So, please, for all of our sakes, please stop saying customer experience is the new marketing. It’s not. It will help your marketing, but let’s keep the discussion about experience where it belongs – on your customers. Consider the experience as a differentiator, a critical part of your mission, a game changer or even a recruitment tool. But don’t call it marketing.
When confusion sets in and we start believing this type of marketing hocus pocus, we make mistakes like American Airlines did. They called their new logos and paint jobs on their planes a “new customer experience.” Passengers who were routinely disappointed in the actual customer experience flocked to social media to call foul. Then you read quotes like this, from an article in Forbes:
A spokesperson for American said, “The new look, including our new fleet, is a strategic investment that is needed to improve our customers’ overall experience. . .”
No, it’s not. J.D. Power & Associates 2013 released its North America Airline Satisfaction Study and American Airlines was ranked second to last in the traditional airlines category. The last? None other than U.S. Airways, which is expected to finalize a merger with American Airlines later this year. If I were the CEO, I’d start worrying about the experience my customers are having, and quickly. Shiny exteriors and modern logos don’t go very far when you are mistreated or dissatisfied by the time you step foot on the aircraft.

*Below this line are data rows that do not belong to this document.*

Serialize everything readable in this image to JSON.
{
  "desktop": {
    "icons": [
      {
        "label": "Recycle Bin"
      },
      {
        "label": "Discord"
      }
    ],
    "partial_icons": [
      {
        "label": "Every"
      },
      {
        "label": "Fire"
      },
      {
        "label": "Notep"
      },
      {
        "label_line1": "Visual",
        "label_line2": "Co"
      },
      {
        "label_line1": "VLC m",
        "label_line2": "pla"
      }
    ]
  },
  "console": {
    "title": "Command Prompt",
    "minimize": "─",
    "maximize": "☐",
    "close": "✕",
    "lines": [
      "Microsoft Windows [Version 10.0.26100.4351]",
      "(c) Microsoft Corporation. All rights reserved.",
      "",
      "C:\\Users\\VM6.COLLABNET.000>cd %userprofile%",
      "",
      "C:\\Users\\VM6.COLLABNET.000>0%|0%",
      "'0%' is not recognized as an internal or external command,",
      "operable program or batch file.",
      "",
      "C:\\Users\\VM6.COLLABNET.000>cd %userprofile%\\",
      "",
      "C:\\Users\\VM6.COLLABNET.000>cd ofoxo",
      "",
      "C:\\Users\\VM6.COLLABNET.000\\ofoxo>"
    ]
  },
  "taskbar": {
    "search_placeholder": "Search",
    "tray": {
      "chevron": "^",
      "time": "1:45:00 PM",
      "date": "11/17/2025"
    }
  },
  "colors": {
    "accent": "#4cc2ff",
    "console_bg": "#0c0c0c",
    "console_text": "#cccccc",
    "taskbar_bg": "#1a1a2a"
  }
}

The fact American Airlines fell for their own PR – that marketing and the stuff that goes with it is enough to call the customer experience – shows just how deep this mythology runs in some organizations. Don’t fall for it. Communicate with your market, by all means. But don’t forget to actually deliver on the experience.